2022 ECMI Annual Conference

Published in: 

The ECMI Annual Conference 2022 gathered policymakers, industry participants an academics for a full-day discussion on the future of capital markets. It included a keynote speech on developing viable venture capital (VC) and private equity (PE) markets, as well as sessions on making Capital Markets Union (CMU) a reality, empowering retail investors, and finding a balance in sustainability reporting. The 2022 ECMI best paper on "Information intermediaries and sustainability: ESG ratings and benchmarks in the European Union" was also presented.

-  The European VC and PE market has developed a lot over the past few years and plays a fundamental role in the European economy. However, the regulatory framework should become more supportive: the regulatory treatment of PE and VC should be reconsidered, including under banking and insurance rules, while its attractiveness to retail investors should be enhanced.

-  The CMU initiative remains essential for recovery, growth and resilience across the EU but progress has proven difficult and slow. Although more commitment and more ambition is needed from the Council of the EU, this is currently lacking as Member States do not seem to fully grasp the benefits of capital markets and market financing.

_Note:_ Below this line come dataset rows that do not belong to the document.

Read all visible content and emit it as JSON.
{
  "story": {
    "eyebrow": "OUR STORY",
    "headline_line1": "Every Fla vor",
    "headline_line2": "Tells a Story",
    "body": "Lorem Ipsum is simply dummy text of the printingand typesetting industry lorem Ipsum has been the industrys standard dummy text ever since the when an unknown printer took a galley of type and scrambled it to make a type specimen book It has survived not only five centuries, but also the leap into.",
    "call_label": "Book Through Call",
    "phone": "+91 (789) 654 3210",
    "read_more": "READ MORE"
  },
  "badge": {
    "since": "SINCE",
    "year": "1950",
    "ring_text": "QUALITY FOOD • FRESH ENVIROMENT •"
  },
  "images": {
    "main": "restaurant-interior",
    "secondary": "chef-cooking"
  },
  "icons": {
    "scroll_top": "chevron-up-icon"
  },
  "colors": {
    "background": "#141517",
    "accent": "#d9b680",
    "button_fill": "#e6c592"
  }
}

-  Empowering retail investors is key to higher retail investment participation rates. Through higher trust in financial services, more readily available advice and a regulatory ecosystem that both protects as well as informs investors, retail investment can be stimulated.

-  Having in place common reporting standards that provide much-needed transparency and standardisation on a global scale is very important. But, it is equally important to ensure that compliance does not overshadow the most decision-useful information, divert resources away from sustainability performance improvement or increase the cost of compliance, complexity and paperwork in a way that hinders its benefits.

-  As sustainable finance has been steadily expanding over the past few years, so has the development and use of sustainability ratings, benchmarks and indices. However, more emphasis should be put on the disclosure duties on methodologies and conflict of interests of ESG ratings services. In addition, the legal framework for financial analysts might be more suitable when it comes to ESG ratings, compared to that for credit rating agencies.

This report summarises the discussions held during the annual conference.

Apostolos Thomadakis, PhD, is a Research Fellow at ECMI and CEPS. Karel Lannoo is General Manager of ECMI and CEO of CEPS. Jelmer Nagtegaal is a Researcher at ECMI and CEPS.